- 2 Is a vessel aground underway?
- 3 Why seaplane is considered a vessel?
- 4 When should a sailing vessel keep out of the way of a power driven vessel?
- 5 When can a vessel be considered as being underway?
- 6 What is the difference between a vessel underway and a vessel making way?
- 7 Which boats have the right of way?
- 8 How do seaplanes land on water?
- 9 What are the rules for seaplanes on the water?
- 10 When to keep out of the way of vessels?
- 11 When is a seaplane required to comply with USCG rules?
What is a sailing vessel underway?
(a) A sailing vessel underway shall exhibit: (i) Sidelights; and. (ii) A sternlight. (b) In a sailing vessel of less than 20 meters in length the lights prescribed in paragraph (a) of this Rule may be combined in one lantern carried at or near the top of the mast where it can best be seen.
Is a vessel aground underway?
The word “underway” means a vessel is not at anchor, or made fast to the shore, or aground. In simple words when a vessel is afloat and in no way is touching the ground or seabed, she would be underway.
Who has right of way seaplane or boat?
Each aircraft or vessel that is being overtaken has the right-of-way, and the one over- taking shall alter course to keep well clear.
Why seaplane is considered a vessel?
The word ‘seaplane’ includes any aircraft designed to manœuvre on the water. The term ‘vessel not under command’ means a vessel which through some exceptional circumstance is unable to manœuvre as required by these Rules and is therefore unable to keep out of the way of another vessel.
When should a sailing vessel keep out of the way of a power driven vessel?
When two power-driven vessels are crossing so as to involve risk of collision, the vessel which has the other on her own starboard side shall keep out of the way and shall, if the circumstances of the case admit, avoid crossing ahead of the other vessel.
What is the difference between making way and underway?
What is the difference between a vessel “underway” and a vessel “making way”? A vessel “underway” is a vessel that is not attached to any fixed object such as the shore, the bottom or at anchor. A vessel “making way” is a vessel that floats on the water without any attachement to a fixed object or the bottom.
When can a vessel be considered as being underway?
A vessel is said to be underway if it meets the following criteria: It is not aground. It is not at anchor. It has not been made fast to a dock, the shore, or other stationary object.
What is the difference between a vessel underway and a vessel making way?
Can a seaplane land on any body of water?
In a very broad sense, seaplanes may land on any open navigable waterway, or private body of water with the water owner’s permission.
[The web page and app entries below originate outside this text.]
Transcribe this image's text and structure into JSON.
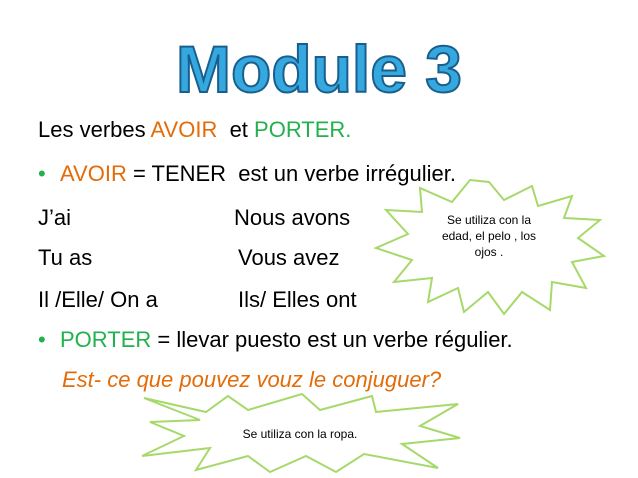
{
  "title": "Module 3",
  "colors": {
    "title_fill": "#35a8e0",
    "title_stroke": "#1a5f8c",
    "accent_green": "#22b14c",
    "accent_orange": "#e36c09",
    "burst_stroke": "#a6d96a"
  },
  "lines": {
    "line1": {
      "prefix": "Les verbes ",
      "avoir": "AVOIR",
      "mid": "  et ",
      "porter": "PORTER."
    },
    "line2": {
      "bullet": "•",
      "avoir": "AVOIR",
      "rest": " = TENER  est un verbe irrégulier."
    },
    "conjugation": [
      {
        "singular": "J’ai",
        "plural": "Nous avons"
      },
      {
        "singular": "Tu as",
        "plural": "Vous avez"
      },
      {
        "singular": "Il /Elle/ On a",
        "plural": "Ils/ Elles ont"
      }
    ],
    "line6": {
      "bullet": "•",
      "porter": "PORTER",
      "rest": " = llevar puesto est un verbe régulier."
    },
    "question": "Est- ce que pouvez vouz le conjuguer?"
  },
  "callouts": {
    "avoir_note": [
      "Se utiliza con la",
      "edad, el pelo , los",
      "ojos ."
    ],
    "porter_note": "Se utiliza con la ropa."
  }
}
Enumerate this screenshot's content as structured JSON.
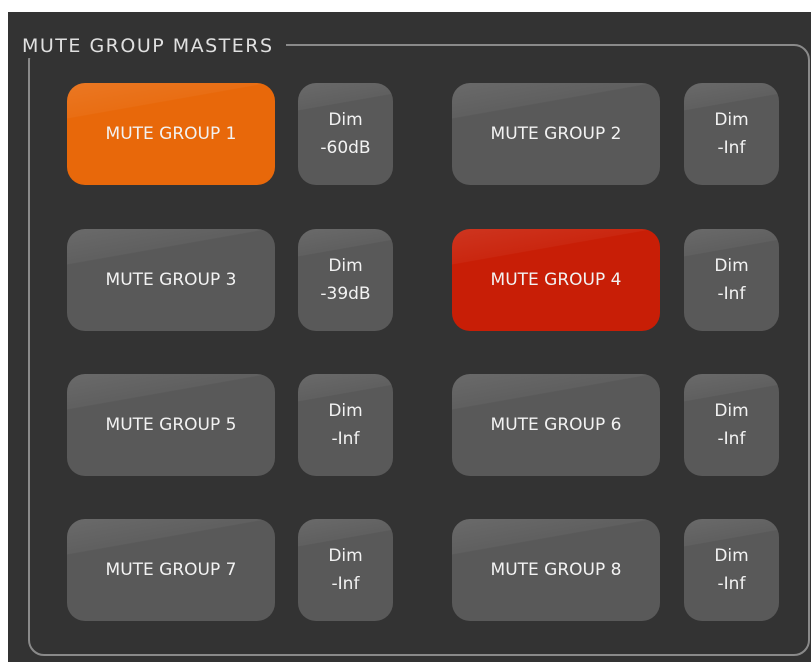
{
  "panel": {
    "title": "MUTE GROUP MASTERS"
  },
  "colors": {
    "panel_bg": "#333333",
    "button_inactive": "#595959",
    "button_active_orange": "#e8680a",
    "button_active_red": "#c81e06",
    "text": "#f2f2f2"
  },
  "groups": [
    {
      "label": "MUTE GROUP 1",
      "state": "orange",
      "dim_label": "Dim",
      "dim_value": "-60dB"
    },
    {
      "label": "MUTE GROUP 2",
      "state": "inactive",
      "dim_label": "Dim",
      "dim_value": "-Inf"
    },
    {
      "label": "MUTE GROUP 3",
      "state": "inactive",
      "dim_label": "Dim",
      "dim_value": "-39dB"
    },
    {
      "label": "MUTE GROUP 4",
      "state": "red",
      "dim_label": "Dim",
      "dim_value": "-Inf"
    },
    {
      "label": "MUTE GROUP 5",
      "state": "inactive",
      "dim_label": "Dim",
      "dim_value": "-Inf"
    },
    {
      "label": "MUTE GROUP 6",
      "state": "inactive",
      "dim_label": "Dim",
      "dim_value": "-Inf"
    },
    {
      "label": "MUTE GROUP 7",
      "state": "inactive",
      "dim_label": "Dim",
      "dim_value": "-Inf"
    },
    {
      "label": "MUTE GROUP 8",
      "state": "inactive",
      "dim_label": "Dim",
      "dim_value": "-Inf"
    }
  ]
}
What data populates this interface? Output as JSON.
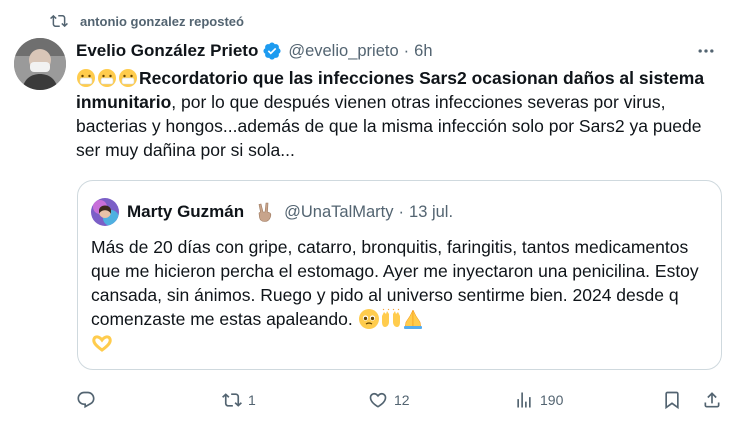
{
  "repost": {
    "text": "antonio gonzalez reposteó"
  },
  "tweet": {
    "author_name": "Evelio González Prieto",
    "handle": "@evelio_prieto",
    "separator": "·",
    "time": "6h",
    "text_bold": "Recordatorio que las infecciones Sars2 ocasionan daños al sistema inmunitario",
    "text_rest": ", por lo que después vienen otras infecciones severas por virus, bacterias y hongos...además de que la misma infección solo por Sars2 ya puede ser muy dañina por si sola...",
    "emoji": "mask-face-emoji x3"
  },
  "quote": {
    "author_name": "Marty Guzmán",
    "handle": "@UnaTalMarty",
    "separator": "·",
    "time": "13 jul.",
    "text": "Más de 20 días con gripe, catarro, bronquitis, faringitis, tantos medicamentos que me hicieron percha el estomago. Ayer me inyectaron una penicilina. Estoy cansada, sin ánimos. Ruego y pido al universo sentirme bien. 2024 desde q comenzaste me estas apaleando."
  },
  "actions": {
    "reply_count": "",
    "repost_count": "1",
    "like_count": "12",
    "views_count": "190"
  },
  "colors": {
    "verified": "#1d9bf0",
    "muted": "#536471",
    "text": "#0f1419",
    "border": "#cfd9de"
  }
}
The Seaplane Pilots Association maintains a nationwide “Water Landing Directory” to help pilots determine the status of a particular body of water.
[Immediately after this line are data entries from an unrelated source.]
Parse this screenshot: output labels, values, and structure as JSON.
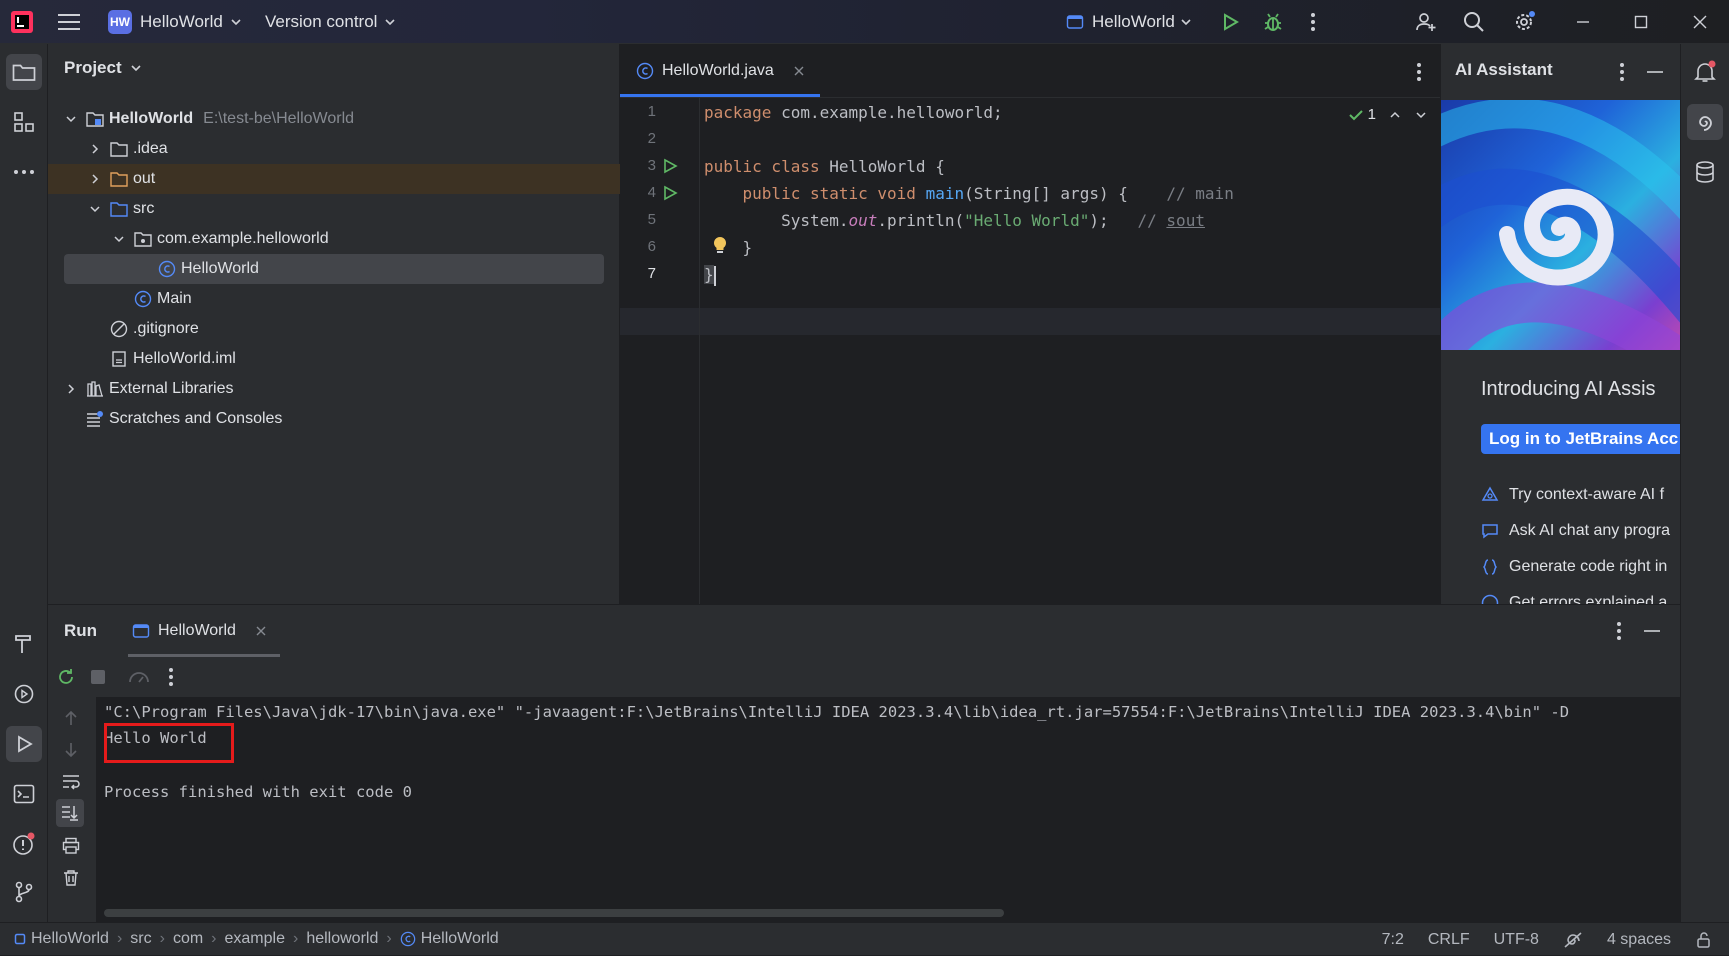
{
  "titlebar": {
    "project_badge": "HW",
    "project_name": "HelloWorld",
    "vcs_label": "Version control",
    "run_config": "HelloWorld"
  },
  "project_panel": {
    "title": "Project",
    "tree": [
      {
        "label": "HelloWorld",
        "extra": "E:\\test-be\\HelloWorld",
        "level": 0,
        "type": "module"
      },
      {
        "label": ".idea",
        "level": 1,
        "type": "folder"
      },
      {
        "label": "out",
        "level": 1,
        "type": "folder-excluded"
      },
      {
        "label": "src",
        "level": 1,
        "type": "folder-source"
      },
      {
        "label": "com.example.helloworld",
        "level": 2,
        "type": "package"
      },
      {
        "label": "HelloWorld",
        "level": 3,
        "type": "class"
      },
      {
        "label": "Main",
        "level": 2,
        "type": "class"
      },
      {
        "label": ".gitignore",
        "level": 1,
        "type": "ignore"
      },
      {
        "label": "HelloWorld.iml",
        "level": 1,
        "type": "iml"
      },
      {
        "label": "External Libraries",
        "level": 0,
        "type": "libraries"
      },
      {
        "label": "Scratches and Consoles",
        "level": 0,
        "type": "scratches"
      }
    ]
  },
  "editor": {
    "tab_label": "HelloWorld.java",
    "inspection_count": "1",
    "line_numbers": [
      "1",
      "2",
      "3",
      "4",
      "5",
      "6",
      "7"
    ],
    "code": {
      "l1_kw": "package",
      "l1_rest": " com.example.helloworld;",
      "l3_kw": "public class",
      "l3_rest": " HelloWorld {",
      "l4_kw": "public static void",
      "l4_fn": "main",
      "l4_rest": "(String[] args) {",
      "l4_cmt": "// main",
      "l5_a": "System.",
      "l5_field": "out",
      "l5_b": ".println(",
      "l5_str": "\"Hello World\"",
      "l5_c": ");",
      "l5_cmt": "// ",
      "l5_cmt_u": "sout",
      "l6": "}",
      "l7": "}"
    }
  },
  "ai_panel": {
    "title": "AI Assistant",
    "intro": "Introducing AI Assis",
    "login_button": "Log in to JetBrains Acc",
    "features": [
      "Try context-aware AI f",
      "Ask AI chat any progra",
      "Generate code right in",
      "Get errors explained a"
    ]
  },
  "run_panel": {
    "label": "Run",
    "tab_label": "HelloWorld",
    "console": {
      "command": "\"C:\\Program Files\\Java\\jdk-17\\bin\\java.exe\" \"-javaagent:F:\\JetBrains\\IntelliJ IDEA 2023.3.4\\lib\\idea_rt.jar=57554:F:\\JetBrains\\IntelliJ IDEA 2023.3.4\\bin\" -D",
      "output": "Hello World",
      "exit": "Process finished with exit code 0"
    }
  },
  "status_bar": {
    "breadcrumbs": [
      "HelloWorld",
      "src",
      "com",
      "example",
      "helloworld",
      "HelloWorld"
    ],
    "position": "7:2",
    "line_sep": "CRLF",
    "encoding": "UTF-8",
    "indent": "4 spaces"
  },
  "colors": {
    "accent": "#3574f0",
    "run_green": "#5fb865",
    "highlight_box": "#e51b1b"
  }
}
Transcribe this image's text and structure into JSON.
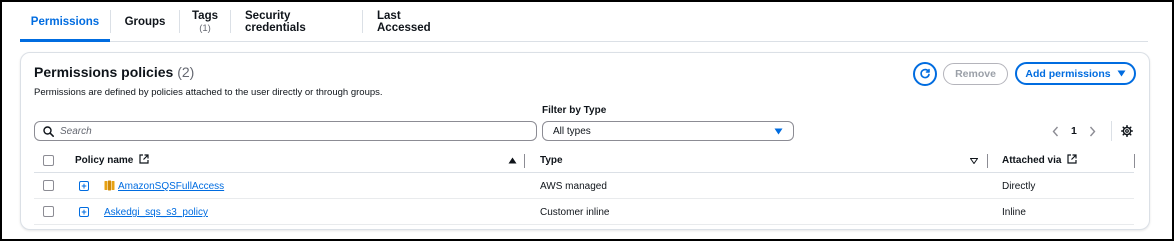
{
  "tabs": [
    {
      "label": "Permissions",
      "sub": ""
    },
    {
      "label": "Groups",
      "sub": ""
    },
    {
      "label": "Tags",
      "sub": "(1)"
    },
    {
      "label": "Security credentials",
      "sub": ""
    },
    {
      "label": "Last Accessed",
      "sub": ""
    }
  ],
  "panel": {
    "title": "Permissions policies",
    "count": "(2)",
    "description": "Permissions are defined by policies attached to the user directly or through groups.",
    "remove_label": "Remove",
    "add_label": "Add permissions",
    "filter_label": "Filter by Type",
    "search_placeholder": "Search",
    "filter_value": "All types",
    "page": "1"
  },
  "table": {
    "headers": {
      "name": "Policy name",
      "type": "Type",
      "attached": "Attached via"
    },
    "rows": [
      {
        "name": "AmazonSQSFullAccess",
        "type": "AWS managed",
        "attached": "Directly"
      },
      {
        "name": "Askedgi_sqs_s3_policy",
        "type": "Customer inline",
        "attached": "Inline"
      }
    ]
  },
  "colors": {
    "accent": "#006ce0",
    "sqs_icon": "#e7a214"
  },
  "icons": [
    "refresh-icon",
    "caret-down-icon",
    "search-icon",
    "chevron-left-icon",
    "chevron-right-icon",
    "settings-icon",
    "external-link-icon",
    "expand-icon",
    "sqs-service-icon",
    "sort-ascending-icon",
    "sort-descending-icon"
  ]
}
Which boats have the right of way?
When sail meets sail The vessel which has the wind on its starboard (right) side has the right of way. The vessel which has the wind on its port (left) side must give way. When both boats have the wind on the same side the windward (upwind) boat has to give way.
How do seaplanes land on water?
Instead, a floatplane uses floats or pontoons which make contact with water during take-off and landing. A seaplane, however, lands using the fuselage or belly directly on the water.
What is Rule 18 responsibility between vessel?
Rule 18 follows Explanation. Vessels constrained by their draught. Any vessel, except a vessel not under command or restricted in her ability to manoeuvre, must avoid impeding the safe passage of a vessel constrained by her draught and exhibiting the signals mentioned in Rule 28.
What are the rules for seaplanes on the water?
(e) A seaplane on the water shall, in general, keep well clear of all vessels and avoid impeding their navigation. In circumstances, however, where risk of collision exists, she shall comply with the Rules of this Subpart (Rules 4-19) ( §§ 83.04 through 83.19); and
When to keep out of the way of vessels?
(c) A vessel engaged in fishing when underway shall, so far as possible, keep out of the way of: (ii) A vessel restricted in her ability to maneuver. (e) A seaplane on the water shall, in general, keep well clear of all vessels and avoid impeding their navigation.
What are the navigation rules for a vessel?
Navigation Rules Exam questions; ” A vessel of less than what length may not impede the passage of other vessels which can safely navigate only within a narrow channel or fairway?” Answer; A vessel of 20 meters 30.
When is a seaplane required to comply with USCG rules?
Therefore, any time a seaplane is operating on the water, whether under power or not, it is required to comply with USCG navigation rules applicable to vessels. Simply adhering to 14 CFR part 91, section 91.115 should ensure compliance with the USCG rules.